It hurts to even imagine what ugly occurrence might compare, maybe with John Elway driving his Denver Broncos to a Super Bowl championship, but No. 7 perishes from a collision at the 3-yard line. Imagine.
Or maybe a Derek Jeter hitting a Yankee Stadium grand slam for an 8-6 win in Game 7 of the World Series, but No. 2 is struck down by a heart attack after rounding third base. Imagine.
Many athletes die before their time, but it's more often a smackup on a highway or in an airplane, maybe an illness or self-destruction. But how many depart this earth while at optimum combat in the mightiest venue of their sport? I have trouble naming any; surely none as noted as Dale Earnhardt.
A script so rare, so piercing.
Emotions for Earnhardt have been wonderfully honorable, except for a moronic few. Sputtering minds have chosen to blame two-time Daytona 500 champion Sterling Marlin for triggering the wreck that killed Dale.
Threats were delivered to the home base of a NASCAR driver who did nothing wrong; did no maneuver No. 3 hadn't tried 10,000 times; working well within the rules, written and not, in search of success.
As their automobiles jockeyed into Turn 4, rumbling at 170 mph, there was Marlin-Earnhardt contact, a fender flick that caused Dale to go out of control, slamming into a concrete wall.
Waltrip, speaking with grace and dignity, said Sterling should be not at all blamed.
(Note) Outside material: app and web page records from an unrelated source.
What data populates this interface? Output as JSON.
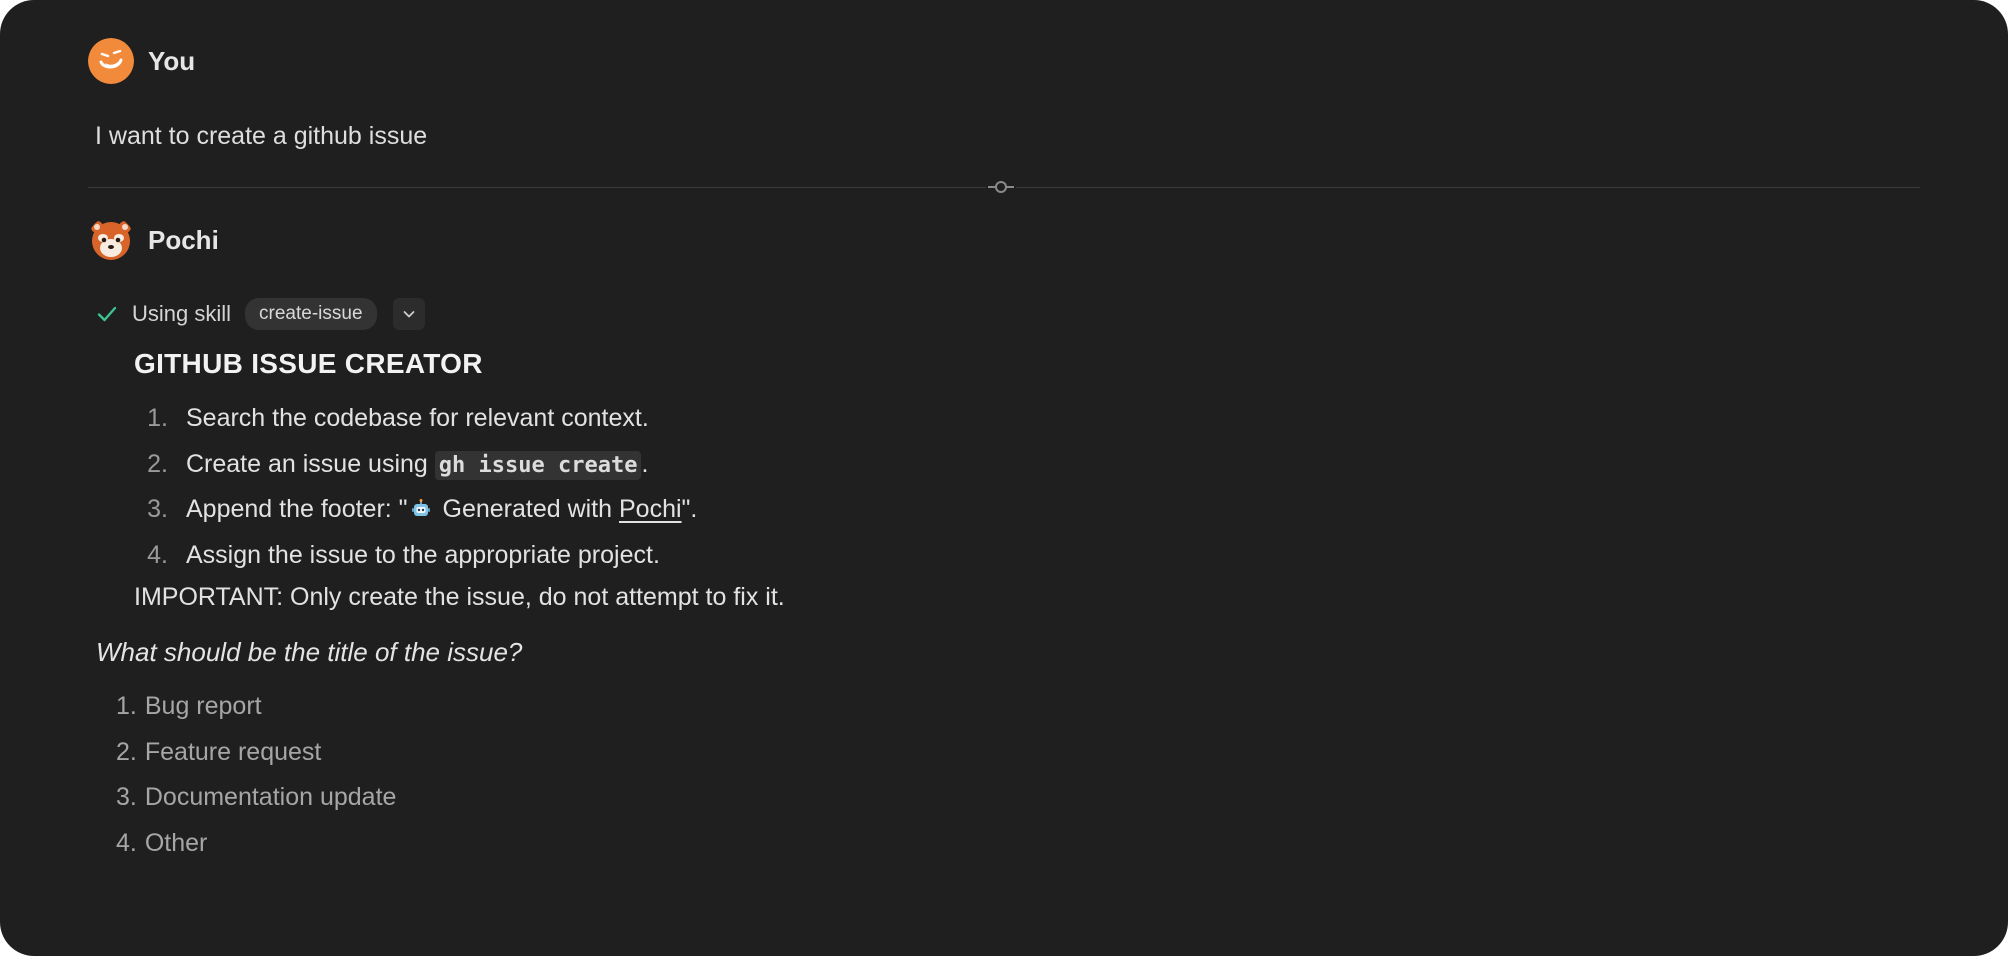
{
  "user_message": {
    "author": "You",
    "avatar_icon": "user-avatar-icon",
    "text": "I want to create a github issue"
  },
  "assistant_message": {
    "author": "Pochi",
    "avatar_icon": "red-panda-avatar-icon",
    "skill": {
      "status_icon": "check-icon",
      "label": "Using skill",
      "name": "create-issue",
      "expand_icon": "chevron-down-icon"
    },
    "skill_content": {
      "title": "GITHUB ISSUE CREATOR",
      "steps": [
        {
          "num": "1.",
          "text": "Search the codebase for relevant context."
        },
        {
          "num": "2.",
          "prefix": "Create an issue using ",
          "code": "gh issue create",
          "suffix": "."
        },
        {
          "num": "3.",
          "prefix": "Append the footer: \"",
          "emoji": "robot-icon",
          "middle": " Generated with ",
          "link": "Pochi",
          "suffix": "\"."
        },
        {
          "num": "4.",
          "text": "Assign the issue to the appropriate project."
        }
      ],
      "important": "IMPORTANT: Only create the issue, do not attempt to fix it."
    },
    "question": "What should be the title of the issue?",
    "options": [
      {
        "num": "1.",
        "label": "Bug report"
      },
      {
        "num": "2.",
        "label": "Feature request"
      },
      {
        "num": "3.",
        "label": "Documentation update"
      },
      {
        "num": "4.",
        "label": "Other"
      }
    ]
  },
  "colors": {
    "background": "#1f1f1f",
    "check": "#3ec28f",
    "user_avatar": "#f28a3c"
  }
}
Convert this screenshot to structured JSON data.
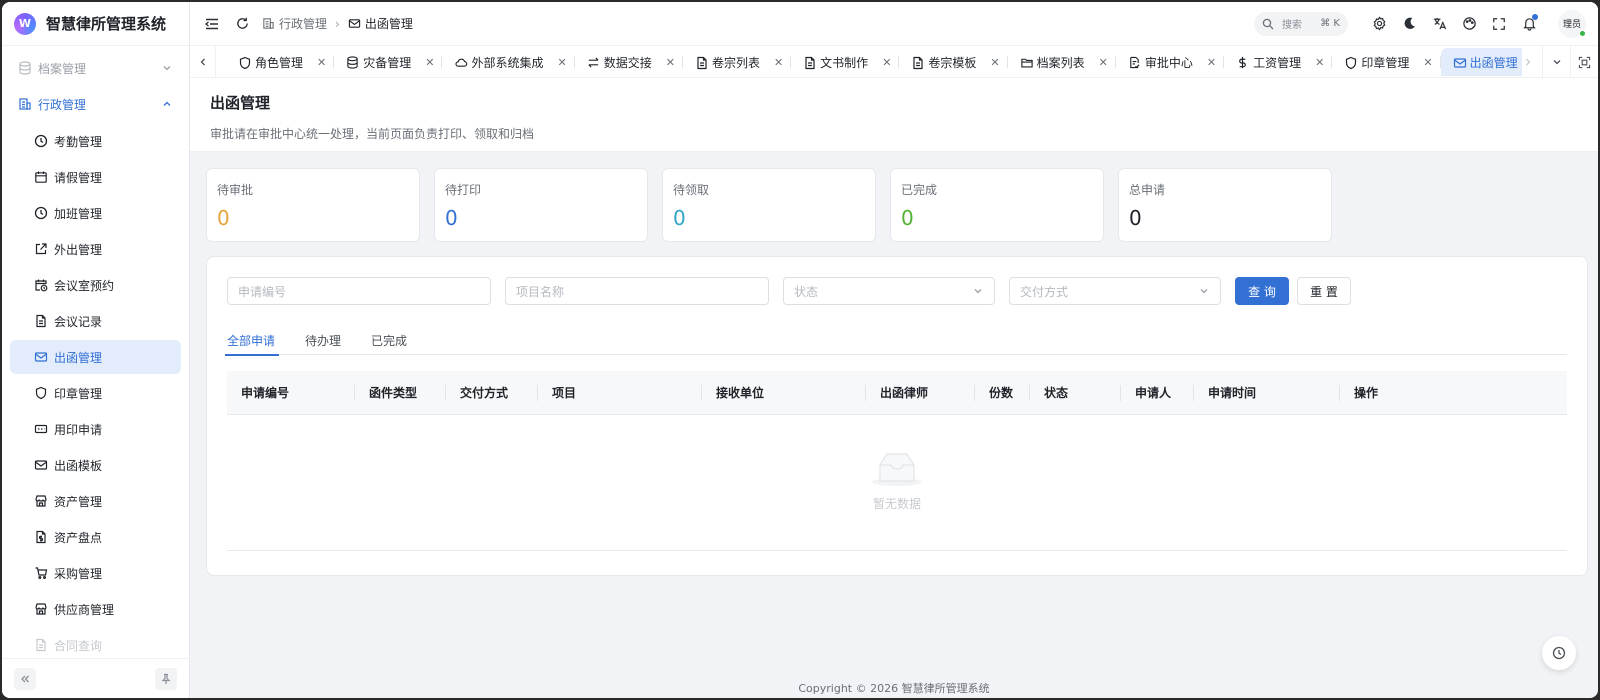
{
  "app": {
    "title": "智慧律所管理系统",
    "logo_text": "W"
  },
  "sidebar": {
    "groups": [
      {
        "label": "档案管理",
        "icon": "database-icon",
        "state": "collapsed"
      },
      {
        "label": "行政管理",
        "icon": "building-icon",
        "state": "expanded"
      }
    ],
    "items": [
      {
        "label": "考勤管理",
        "icon": "clock-icon"
      },
      {
        "label": "请假管理",
        "icon": "calendar-icon"
      },
      {
        "label": "加班管理",
        "icon": "clock-icon"
      },
      {
        "label": "外出管理",
        "icon": "external-link-icon"
      },
      {
        "label": "会议室预约",
        "icon": "calendar-clock-icon"
      },
      {
        "label": "会议记录",
        "icon": "document-icon"
      },
      {
        "label": "出函管理",
        "icon": "mail-icon",
        "selected": true
      },
      {
        "label": "印章管理",
        "icon": "shield-icon"
      },
      {
        "label": "用印申请",
        "icon": "card-icon"
      },
      {
        "label": "出函模板",
        "icon": "mail-icon"
      },
      {
        "label": "资产管理",
        "icon": "store-icon"
      },
      {
        "label": "资产盘点",
        "icon": "document-dollar-icon"
      },
      {
        "label": "采购管理",
        "icon": "cart-icon"
      },
      {
        "label": "供应商管理",
        "icon": "store-icon"
      },
      {
        "label": "合同查询",
        "icon": "document-icon"
      }
    ]
  },
  "header": {
    "breadcrumb": [
      {
        "label": "行政管理",
        "icon": "building-icon"
      },
      {
        "label": "出函管理",
        "icon": "mail-icon"
      }
    ],
    "search": {
      "placeholder": "搜索",
      "shortcut": "⌘ K"
    },
    "user": {
      "name": "理员"
    }
  },
  "tabs": [
    {
      "label": "角色管理",
      "icon": "shield-icon"
    },
    {
      "label": "灾备管理",
      "icon": "database-icon"
    },
    {
      "label": "外部系统集成",
      "icon": "cloud-icon"
    },
    {
      "label": "数据交接",
      "icon": "swap-icon"
    },
    {
      "label": "卷宗列表",
      "icon": "document-icon"
    },
    {
      "label": "文书制作",
      "icon": "document-icon"
    },
    {
      "label": "卷宗模板",
      "icon": "document-icon"
    },
    {
      "label": "档案列表",
      "icon": "folder-icon"
    },
    {
      "label": "审批中心",
      "icon": "approval-icon"
    },
    {
      "label": "工资管理",
      "icon": "dollar-icon"
    },
    {
      "label": "印章管理",
      "icon": "shield-icon"
    },
    {
      "label": "出函管理",
      "icon": "mail-icon",
      "active": true
    }
  ],
  "page": {
    "title": "出函管理",
    "description": "审批请在审批中心统一处理，当前页面负责打印、领取和归档"
  },
  "stats": [
    {
      "label": "待审批",
      "value": "0",
      "color": "#e8a33c"
    },
    {
      "label": "待打印",
      "value": "0",
      "color": "#3370d4"
    },
    {
      "label": "待领取",
      "value": "0",
      "color": "#2fa7c4"
    },
    {
      "label": "已完成",
      "value": "0",
      "color": "#52b335"
    },
    {
      "label": "总申请",
      "value": "0",
      "color": "#1f2329"
    }
  ],
  "filters": {
    "app_no": {
      "placeholder": "申请编号"
    },
    "project": {
      "placeholder": "项目名称"
    },
    "status": {
      "placeholder": "状态"
    },
    "delivery": {
      "placeholder": "交付方式"
    },
    "search_label": "查 询",
    "reset_label": "重 置"
  },
  "subtabs": [
    {
      "label": "全部申请",
      "active": true
    },
    {
      "label": "待办理"
    },
    {
      "label": "已完成"
    }
  ],
  "table": {
    "columns": [
      "申请编号",
      "函件类型",
      "交付方式",
      "项目",
      "接收单位",
      "出函律师",
      "份数",
      "状态",
      "申请人",
      "申请时间",
      "操作"
    ],
    "rows": [],
    "empty_text": "暂无数据"
  },
  "footer": {
    "copyright": "Copyright © 2026  智慧律所管理系统"
  },
  "colors": {
    "accent": "#3370d4",
    "selected_bg": "#e3ecfb"
  }
}
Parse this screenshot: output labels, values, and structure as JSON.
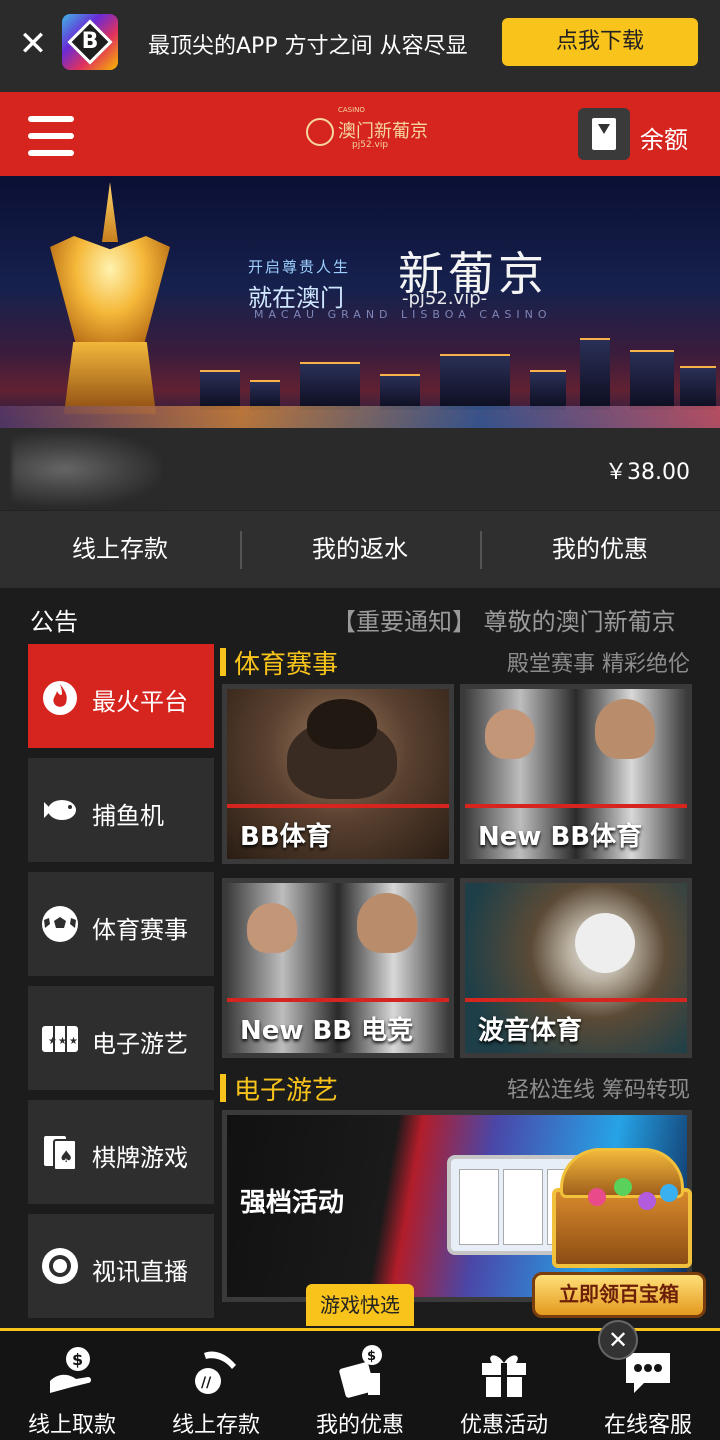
{
  "download_bar": {
    "tagline": "最顶尖的APP 方寸之间 从容尽显",
    "button": "点我下载",
    "logo_letter": "B"
  },
  "header": {
    "brand_name": "澳门新葡京",
    "brand_small": "CASINO",
    "brand_url": "pj52.vip",
    "balance_label": "余额"
  },
  "banner": {
    "kicker": "开启尊贵人生",
    "subtitle": "就在澳门",
    "title": "新葡京",
    "url": "-pj52.vip-",
    "english": "MACAU GRAND LISBOA CASINO"
  },
  "user": {
    "amount": "￥38.00"
  },
  "quick_actions": [
    "线上存款",
    "我的返水",
    "我的优惠"
  ],
  "notice": {
    "label": "公告",
    "text": "【重要通知】 尊敬的澳门新葡京"
  },
  "side_nav": [
    {
      "label": "最火平台",
      "icon": "fire-icon",
      "active": true
    },
    {
      "label": "捕鱼机",
      "icon": "fish-icon",
      "active": false
    },
    {
      "label": "体育赛事",
      "icon": "soccer-ball-icon",
      "active": false
    },
    {
      "label": "电子游艺",
      "icon": "slot-machine-icon",
      "active": false
    },
    {
      "label": "棋牌游戏",
      "icon": "cards-icon",
      "active": false
    },
    {
      "label": "视讯直播",
      "icon": "casino-chip-icon",
      "active": false
    }
  ],
  "sports_section": {
    "title": "体育赛事",
    "tags": "殿堂赛事  精彩绝伦",
    "cards": [
      "BB体育",
      "New BB体育",
      "New BB 电竞",
      "波音体育"
    ]
  },
  "slots_section": {
    "title": "电子游艺",
    "tags": "轻松连线  筹码转现",
    "promo_label": "强档活动"
  },
  "treasure": {
    "button": "立即领百宝箱"
  },
  "game_quick_label": "游戏快选",
  "bottom_nav": [
    {
      "label": "线上取款",
      "icon": "withdraw-icon"
    },
    {
      "label": "线上存款",
      "icon": "deposit-icon"
    },
    {
      "label": "我的优惠",
      "icon": "coupon-icon"
    },
    {
      "label": "优惠活动",
      "icon": "gift-icon"
    },
    {
      "label": "在线客服",
      "icon": "chat-icon"
    }
  ],
  "colors": {
    "brand_red": "#d6241f",
    "accent_yellow": "#f8c31b",
    "background": "#1c1c1c"
  }
}
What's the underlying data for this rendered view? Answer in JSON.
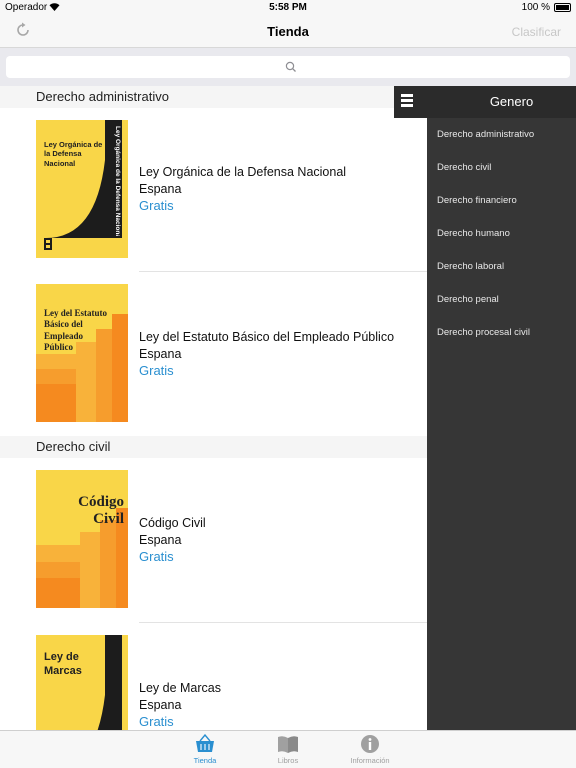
{
  "status_bar": {
    "carrier": "Operador",
    "time": "5:58 PM",
    "battery": "100 %"
  },
  "nav": {
    "title": "Tienda",
    "sort_label": "Clasificar"
  },
  "sections": [
    {
      "header": "Derecho administrativo",
      "items": [
        {
          "title": "Ley Orgánica de la Defensa Nacional",
          "country": "Espana",
          "price": "Gratis",
          "cover_title": "Ley Orgánica de la Defensa Nacional",
          "cover_spine": "Ley Orgánica de la Defensa Nacional"
        },
        {
          "title": "Ley del Estatuto Básico del Empleado Público",
          "country": "Espana",
          "price": "Gratis",
          "cover_title": "Ley del Estatuto Básico del Empleado Público"
        }
      ]
    },
    {
      "header": "Derecho civil",
      "items": [
        {
          "title": "Código Civil",
          "country": "Espana",
          "price": "Gratis",
          "cover_title": "Código Civil"
        },
        {
          "title": "Ley de Marcas",
          "country": "Espana",
          "price": "Gratis",
          "cover_title": "Ley de Marcas"
        }
      ]
    }
  ],
  "drawer": {
    "title": "Genero",
    "items": [
      "Derecho administrativo",
      "Derecho civil",
      "Derecho financiero",
      "Derecho humano",
      "Derecho laboral",
      "Derecho penal",
      "Derecho procesal civil"
    ]
  },
  "tabs": [
    {
      "label": "Tienda",
      "icon": "basket-icon",
      "active": true
    },
    {
      "label": "Libros",
      "icon": "book-icon",
      "active": false
    },
    {
      "label": "Información",
      "icon": "info-icon",
      "active": false
    }
  ],
  "colors": {
    "accent": "#2a8fd0",
    "cover_yellow": "#f9d648",
    "cover_orange": "#f58a1f",
    "drawer_bg": "#363636"
  }
}
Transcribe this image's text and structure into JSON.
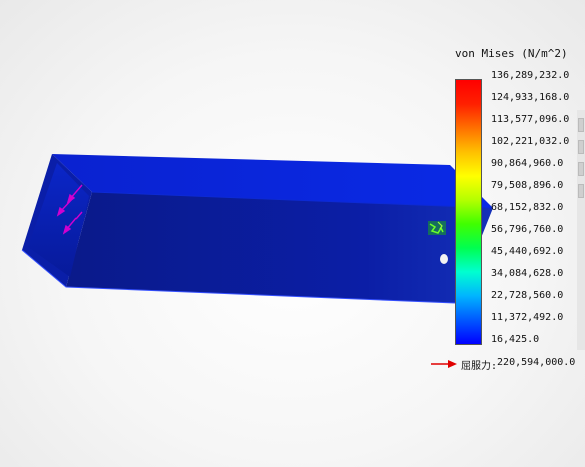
{
  "legend": {
    "title": "von Mises (N/m^2)",
    "colors": [
      "#0000ff",
      "#0058ff",
      "#00b4ff",
      "#00ffd0",
      "#00ff50",
      "#40ff00",
      "#b4ff00",
      "#ffff00",
      "#ffc000",
      "#ff7000",
      "#ff2000",
      "#ff0000"
    ],
    "ticks": [
      "136,289,232.0",
      "124,933,168.0",
      "113,577,096.0",
      "102,221,032.0",
      "90,864,960.0",
      "79,508,896.0",
      "68,152,832.0",
      "56,796,760.0",
      "45,440,692.0",
      "34,084,628.0",
      "22,728,560.0",
      "11,372,492.0",
      "16,425.0"
    ],
    "yield_label": "屈服力:",
    "yield_value": "220,594,000.0",
    "yield_arrow_color": "#e00000"
  },
  "model": {
    "top_face_color": "#0a24d8",
    "front_face_color": "#061a9c",
    "end_face_color": "#0b1fb0",
    "load_arrow_color": "#d000d0",
    "hotspot_color": "#39d41a"
  }
}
Find me a Daytona 500 driver who disagrees.
But, too often, there are bottom feeders who refuse to understand even what is apparent to all sensible souls. Wonder how many nasty callers left their names and phone numbers. Anonymous is frequently the partner of gutless.
I have seen no professional sports brotherhood quite like NASCAR. As with families, they have disagreements, even fights. Names can be called. But, as with most families, when there is a major problem, the close knit is obvious.
Tony Stewart had a flipping Daytona 500 crackup that, at first glimpse, appeared more harsh than the wall smash of Earnhardt. Bobby Labonte rushed to Stewart's mangled car, checking health. Fearing a concussion, the rival driver asked Tony who was president of the United States. I assume he said Bush, or at least Clinton. Bobby smiled.
Two days from now, Dale's associates will be racing again, at a North Carolina place called Rockingham, including Little E and Waltrip. Show goes on. Races go on.
Hopefully, much has been learned about how to do it more safely, as well as about the people who drive and those who cheer them.